The Food, Drug, and Cosmetic Act of 1938 and the Wheeler-Lea Amendment to the Federal Trade Commission Act became law together after five years of intense lobbying as a relatively weak compromise over the original proposal to overhaul the Pure Food and Drug Act of 1906. Conscious of threats by the drug industry to cancel all advertising if the legislation passed, many newspapers participated in the effort to defeat it by editorializing against it or omitting coverage altogether. This study shows that the St. Louis Post-Dispatch was an exception and actually crusaded for reform of the Food and Drug Act.
The current debate over whether and to what degree the Food and Drug Administration has the power to declare nicotine a drug and regulate cigarette advertising is reminiscent of the original debate in the 1930s over the extent to which the FDA should regulate drugs and drug advertising. Both controversies feature a complex combination of public, industry, citizens' group, and political pressure. Both also feature crucial questions about the balance between the government's responsibility to protect consumers and its role in allowing free enterprise. Equally significant is the paradoxical role played by the news media in these debates. On the one hand, the media serve as agents of reform and consumer protection by informing the public about the outrageous practices of business. Yet at the same time, the media are businesses themselves with a profound financial stake in limiting the powers of government to regulate advertising.
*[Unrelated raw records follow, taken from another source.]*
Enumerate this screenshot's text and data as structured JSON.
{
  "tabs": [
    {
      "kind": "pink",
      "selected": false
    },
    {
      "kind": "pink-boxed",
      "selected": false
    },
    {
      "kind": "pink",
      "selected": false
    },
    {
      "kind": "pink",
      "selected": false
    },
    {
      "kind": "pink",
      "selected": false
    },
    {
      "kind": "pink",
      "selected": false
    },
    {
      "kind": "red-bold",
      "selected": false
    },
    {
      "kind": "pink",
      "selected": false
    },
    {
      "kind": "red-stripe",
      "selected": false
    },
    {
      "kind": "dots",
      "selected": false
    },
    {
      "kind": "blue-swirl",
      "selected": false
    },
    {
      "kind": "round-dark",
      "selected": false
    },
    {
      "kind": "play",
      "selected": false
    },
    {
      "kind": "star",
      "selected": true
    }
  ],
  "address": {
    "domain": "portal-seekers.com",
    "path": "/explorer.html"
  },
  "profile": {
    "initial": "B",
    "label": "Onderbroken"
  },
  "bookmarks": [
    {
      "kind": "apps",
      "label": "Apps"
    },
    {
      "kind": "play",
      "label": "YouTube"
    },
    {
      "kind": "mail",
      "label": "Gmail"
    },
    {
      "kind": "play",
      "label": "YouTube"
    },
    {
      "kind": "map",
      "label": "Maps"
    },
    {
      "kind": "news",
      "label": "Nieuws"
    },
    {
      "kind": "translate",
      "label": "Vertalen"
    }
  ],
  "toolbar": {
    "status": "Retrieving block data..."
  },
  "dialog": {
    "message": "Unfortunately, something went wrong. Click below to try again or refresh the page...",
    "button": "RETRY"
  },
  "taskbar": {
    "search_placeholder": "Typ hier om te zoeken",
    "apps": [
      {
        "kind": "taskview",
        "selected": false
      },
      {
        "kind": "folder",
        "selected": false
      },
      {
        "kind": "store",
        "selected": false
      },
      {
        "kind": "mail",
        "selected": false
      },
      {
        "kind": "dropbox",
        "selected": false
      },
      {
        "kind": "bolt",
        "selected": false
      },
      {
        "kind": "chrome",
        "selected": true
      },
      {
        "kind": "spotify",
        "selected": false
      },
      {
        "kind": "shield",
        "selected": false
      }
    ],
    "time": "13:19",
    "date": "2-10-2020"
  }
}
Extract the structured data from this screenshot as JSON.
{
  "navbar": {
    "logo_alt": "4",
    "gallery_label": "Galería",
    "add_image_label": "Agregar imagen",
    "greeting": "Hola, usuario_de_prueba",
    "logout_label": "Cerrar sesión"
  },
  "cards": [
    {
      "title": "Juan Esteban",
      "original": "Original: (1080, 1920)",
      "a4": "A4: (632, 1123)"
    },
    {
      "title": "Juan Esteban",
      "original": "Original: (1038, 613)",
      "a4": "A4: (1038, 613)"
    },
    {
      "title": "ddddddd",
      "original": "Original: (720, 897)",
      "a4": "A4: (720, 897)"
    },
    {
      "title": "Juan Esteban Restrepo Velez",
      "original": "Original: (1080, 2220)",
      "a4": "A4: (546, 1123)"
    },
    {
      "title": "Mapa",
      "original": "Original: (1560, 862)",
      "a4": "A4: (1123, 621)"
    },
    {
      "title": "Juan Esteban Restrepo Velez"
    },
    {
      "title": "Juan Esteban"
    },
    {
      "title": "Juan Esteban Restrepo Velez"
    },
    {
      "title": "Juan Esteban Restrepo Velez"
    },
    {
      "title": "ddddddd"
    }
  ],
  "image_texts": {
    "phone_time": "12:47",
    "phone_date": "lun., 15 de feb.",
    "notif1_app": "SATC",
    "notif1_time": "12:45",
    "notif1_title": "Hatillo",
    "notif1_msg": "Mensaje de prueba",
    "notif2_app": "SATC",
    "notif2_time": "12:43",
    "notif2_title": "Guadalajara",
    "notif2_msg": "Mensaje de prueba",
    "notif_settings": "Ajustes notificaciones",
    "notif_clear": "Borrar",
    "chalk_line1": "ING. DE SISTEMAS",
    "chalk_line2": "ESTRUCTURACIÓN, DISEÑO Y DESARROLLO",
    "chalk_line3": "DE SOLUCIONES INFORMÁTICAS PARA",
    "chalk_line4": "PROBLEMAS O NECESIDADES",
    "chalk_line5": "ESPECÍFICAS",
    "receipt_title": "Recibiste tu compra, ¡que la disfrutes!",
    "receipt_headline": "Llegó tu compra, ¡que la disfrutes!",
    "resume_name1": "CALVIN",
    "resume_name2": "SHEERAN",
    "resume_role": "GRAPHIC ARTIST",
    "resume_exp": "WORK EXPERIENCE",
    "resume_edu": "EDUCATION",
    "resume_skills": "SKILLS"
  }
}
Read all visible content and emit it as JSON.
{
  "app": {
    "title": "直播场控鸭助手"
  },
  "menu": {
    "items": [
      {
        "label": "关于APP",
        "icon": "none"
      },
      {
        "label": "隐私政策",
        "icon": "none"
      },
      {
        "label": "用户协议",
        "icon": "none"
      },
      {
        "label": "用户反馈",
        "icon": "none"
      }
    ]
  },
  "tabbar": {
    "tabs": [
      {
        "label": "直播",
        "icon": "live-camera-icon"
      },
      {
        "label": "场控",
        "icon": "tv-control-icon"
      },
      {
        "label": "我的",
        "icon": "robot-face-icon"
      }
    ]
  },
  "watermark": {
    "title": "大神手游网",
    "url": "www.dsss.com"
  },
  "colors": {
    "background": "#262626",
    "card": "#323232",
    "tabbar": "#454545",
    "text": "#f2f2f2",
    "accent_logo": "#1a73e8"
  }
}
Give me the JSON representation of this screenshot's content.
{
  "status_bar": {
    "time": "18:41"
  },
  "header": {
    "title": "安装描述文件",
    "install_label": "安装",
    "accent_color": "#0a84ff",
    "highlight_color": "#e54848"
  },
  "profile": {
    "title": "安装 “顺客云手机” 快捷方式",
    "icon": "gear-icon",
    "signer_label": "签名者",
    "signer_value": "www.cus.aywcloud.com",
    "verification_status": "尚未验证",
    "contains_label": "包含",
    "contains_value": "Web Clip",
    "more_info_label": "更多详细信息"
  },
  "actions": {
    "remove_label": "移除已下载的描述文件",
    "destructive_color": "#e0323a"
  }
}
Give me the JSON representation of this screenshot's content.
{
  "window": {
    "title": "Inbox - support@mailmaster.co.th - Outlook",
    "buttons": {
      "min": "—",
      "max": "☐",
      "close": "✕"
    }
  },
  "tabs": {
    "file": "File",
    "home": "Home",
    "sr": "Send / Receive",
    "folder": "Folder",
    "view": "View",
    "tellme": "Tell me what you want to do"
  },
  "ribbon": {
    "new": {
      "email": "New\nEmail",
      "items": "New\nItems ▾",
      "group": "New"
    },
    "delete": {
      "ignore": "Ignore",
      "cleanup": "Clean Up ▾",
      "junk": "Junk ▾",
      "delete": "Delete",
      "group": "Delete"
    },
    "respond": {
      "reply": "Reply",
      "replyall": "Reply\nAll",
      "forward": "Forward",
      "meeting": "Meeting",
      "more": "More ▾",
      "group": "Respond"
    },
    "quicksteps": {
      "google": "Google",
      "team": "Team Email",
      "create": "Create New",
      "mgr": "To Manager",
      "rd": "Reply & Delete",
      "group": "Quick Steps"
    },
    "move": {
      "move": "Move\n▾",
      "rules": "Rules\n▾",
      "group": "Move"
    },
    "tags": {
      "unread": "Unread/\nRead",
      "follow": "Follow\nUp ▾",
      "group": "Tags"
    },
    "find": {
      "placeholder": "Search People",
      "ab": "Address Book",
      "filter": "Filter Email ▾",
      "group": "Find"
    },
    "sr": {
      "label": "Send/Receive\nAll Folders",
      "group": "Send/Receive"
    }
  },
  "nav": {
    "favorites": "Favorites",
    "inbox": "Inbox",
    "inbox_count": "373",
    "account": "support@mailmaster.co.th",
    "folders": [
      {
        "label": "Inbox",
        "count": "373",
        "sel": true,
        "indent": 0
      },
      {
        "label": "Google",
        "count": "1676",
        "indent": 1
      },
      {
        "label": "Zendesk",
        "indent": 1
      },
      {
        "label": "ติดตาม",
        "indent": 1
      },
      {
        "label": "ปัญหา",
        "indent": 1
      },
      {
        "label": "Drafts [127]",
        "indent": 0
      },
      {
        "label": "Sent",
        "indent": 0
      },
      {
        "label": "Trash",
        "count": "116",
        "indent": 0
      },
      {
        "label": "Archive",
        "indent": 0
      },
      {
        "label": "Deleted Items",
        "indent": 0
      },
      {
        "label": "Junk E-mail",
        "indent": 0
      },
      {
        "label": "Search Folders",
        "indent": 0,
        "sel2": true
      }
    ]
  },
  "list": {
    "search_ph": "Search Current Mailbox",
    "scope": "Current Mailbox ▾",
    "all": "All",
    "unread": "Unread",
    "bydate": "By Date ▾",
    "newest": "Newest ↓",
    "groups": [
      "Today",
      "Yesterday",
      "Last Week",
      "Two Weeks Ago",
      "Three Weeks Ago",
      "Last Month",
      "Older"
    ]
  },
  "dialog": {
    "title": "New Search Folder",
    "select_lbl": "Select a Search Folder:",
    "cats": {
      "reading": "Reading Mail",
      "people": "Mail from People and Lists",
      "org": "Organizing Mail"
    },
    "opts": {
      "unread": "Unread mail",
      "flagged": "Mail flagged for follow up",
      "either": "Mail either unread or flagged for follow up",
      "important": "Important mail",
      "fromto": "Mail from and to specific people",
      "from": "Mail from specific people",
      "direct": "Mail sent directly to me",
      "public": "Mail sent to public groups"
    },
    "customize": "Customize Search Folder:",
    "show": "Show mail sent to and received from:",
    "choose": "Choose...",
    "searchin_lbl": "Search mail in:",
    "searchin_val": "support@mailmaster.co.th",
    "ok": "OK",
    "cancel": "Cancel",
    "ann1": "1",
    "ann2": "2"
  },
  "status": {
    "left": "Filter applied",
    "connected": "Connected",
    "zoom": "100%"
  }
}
The Food, Drug, and Cosmetic Act of 1938 and the Wheeler-Lea Amendment to the Federal Trade Commission Act became law together on 30 June 1938 after almost five years of intense lobbying as a relatively weak compromise over the original proposal for a complete overhaul of the Pure Food and Drug Act of 1906.1 Extremely dependent upon the revenues of drug advertising during the Great Depression-John E. Nichols estimated that the industries affected by the new legislation represented 43 percent of all national advertising in 1933-and conscious of threats by the drug industry to pull all advertising if the legislation passed, many newspapers actually participated in the effort to defeat it by their omission of coverage.2 Yet as this struggle intensified, the St. Louis Post-Dispatch was operating what some regard as the strictest form of self-censorship of drug advertising at that time.3
Scholars have chronicled the struggle to reform the Pure Food and Drug Act of 1906 and, to some degree, the role of the media in that five-year effort.4 However, noticeably absent from this discussion has been an analysis of how the St. Lot
This study seeks answers to the following questions: How did the St. Louis Post-Dispatch cover the introduction in 1933 of legislation to reform the Pure Food and Drug Act of 1906? Did the editorial coverage reflect Joseph Pulitzer II's strong position in favor of refusing misleading or objectionable drug advertising? Or, did the Post-Dispatch virtually ignore coverage of the legislation, as scholars have suggested the New York Times did?7 If not, to what extent did the Post-Dispatch cover the issue and how far did it go in terms of a crusade to get the legislation passed? …